(Task inputs begins)

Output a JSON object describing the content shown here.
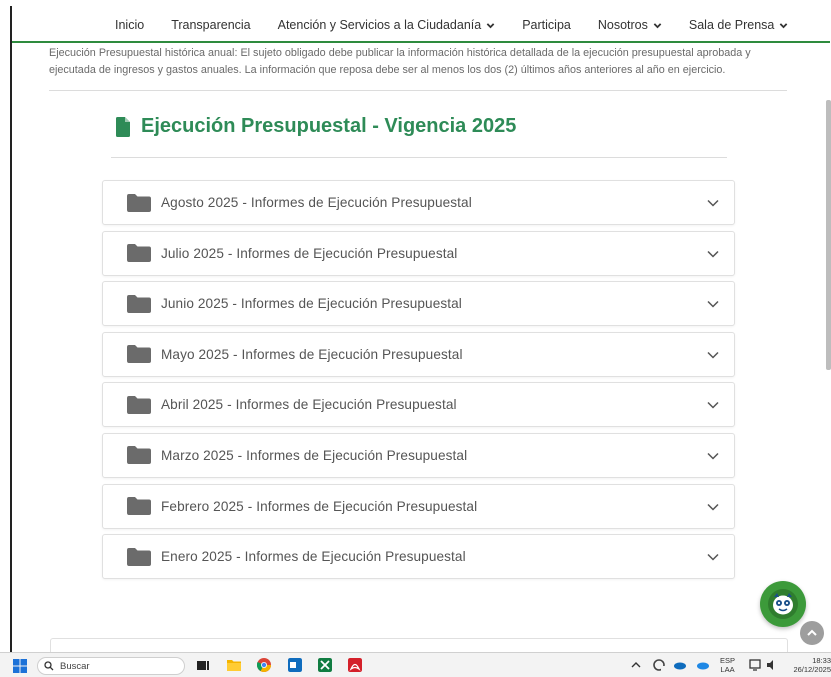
{
  "nav": {
    "items": [
      {
        "label": "Inicio",
        "dropdown": false
      },
      {
        "label": "Transparencia",
        "dropdown": false
      },
      {
        "label": "Atención y Servicios a la Ciudadanía",
        "dropdown": true
      },
      {
        "label": "Participa",
        "dropdown": false
      },
      {
        "label": "Nosotros",
        "dropdown": true
      },
      {
        "label": "Sala de Prensa",
        "dropdown": true
      }
    ]
  },
  "intro": {
    "text": "Ejecución Presupuestal histórica anual: El sujeto obligado debe publicar la información histórica detallada de la ejecución presupuestal aprobada y ejecutada de ingresos y gastos anuales. La información que reposa debe ser al menos los dos (2) últimos años anteriores al año en ejercicio."
  },
  "section": {
    "title": "Ejecución Presupuestal - Vigencia 2025",
    "accent_color": "#2e8b57"
  },
  "accordion": {
    "items": [
      {
        "label": "Agosto 2025 - Informes de Ejecución Presupuestal"
      },
      {
        "label": "Julio 2025 - Informes de Ejecución Presupuestal"
      },
      {
        "label": "Junio 2025 - Informes de Ejecución Presupuestal"
      },
      {
        "label": "Mayo 2025 - Informes de Ejecución Presupuestal"
      },
      {
        "label": "Abril 2025 - Informes de Ejecución Presupuestal"
      },
      {
        "label": "Marzo 2025 - Informes de Ejecución Presupuestal"
      },
      {
        "label": "Febrero 2025 - Informes de Ejecución Presupuestal"
      },
      {
        "label": "Enero 2025 - Informes de Ejecución Presupuestal"
      }
    ]
  },
  "taskbar": {
    "search_placeholder": "Buscar",
    "lang_top": "ESP",
    "lang_bottom": "LAA",
    "time": "18:33",
    "date": "26/12/2025"
  }
}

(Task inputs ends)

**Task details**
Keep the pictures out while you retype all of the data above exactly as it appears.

**Response below**
Output a JSON object describing the content shown here.
{
  "nav": {
    "items": [
      {
        "label": "Inicio",
        "dropdown": false
      },
      {
        "label": "Transparencia",
        "dropdown": false
      },
      {
        "label": "Atención y Servicios a la Ciudadanía",
        "dropdown": true
      },
      {
        "label": "Participa",
        "dropdown": false
      },
      {
        "label": "Nosotros",
        "dropdown": true
      },
      {
        "label": "Sala de Prensa",
        "dropdown": true
      }
    ]
  },
  "intro": {
    "text": "Ejecución Presupuestal histórica anual: El sujeto obligado debe publicar la información histórica detallada de la ejecución presupuestal aprobada y ejecutada de ingresos y gastos anuales. La información que reposa debe ser al menos los dos (2) últimos años anteriores al año en ejercicio."
  },
  "section": {
    "title": "Ejecución Presupuestal - Vigencia 2025",
    "accent_color": "#2e8b57"
  },
  "accordion": {
    "items": [
      {
        "label": "Agosto 2025 - Informes de Ejecución Presupuestal"
      },
      {
        "label": "Julio 2025 - Informes de Ejecución Presupuestal"
      },
      {
        "label": "Junio 2025 - Informes de Ejecución Presupuestal"
      },
      {
        "label": "Mayo 2025 - Informes de Ejecución Presupuestal"
      },
      {
        "label": "Abril 2025 - Informes de Ejecución Presupuestal"
      },
      {
        "label": "Marzo 2025 - Informes de Ejecución Presupuestal"
      },
      {
        "label": "Febrero 2025 - Informes de Ejecución Presupuestal"
      },
      {
        "label": "Enero 2025 - Informes de Ejecución Presupuestal"
      }
    ]
  },
  "taskbar": {
    "search_placeholder": "Buscar",
    "lang_top": "ESP",
    "lang_bottom": "LAA",
    "time": "18:33",
    "date": "26/12/2025"
  }
}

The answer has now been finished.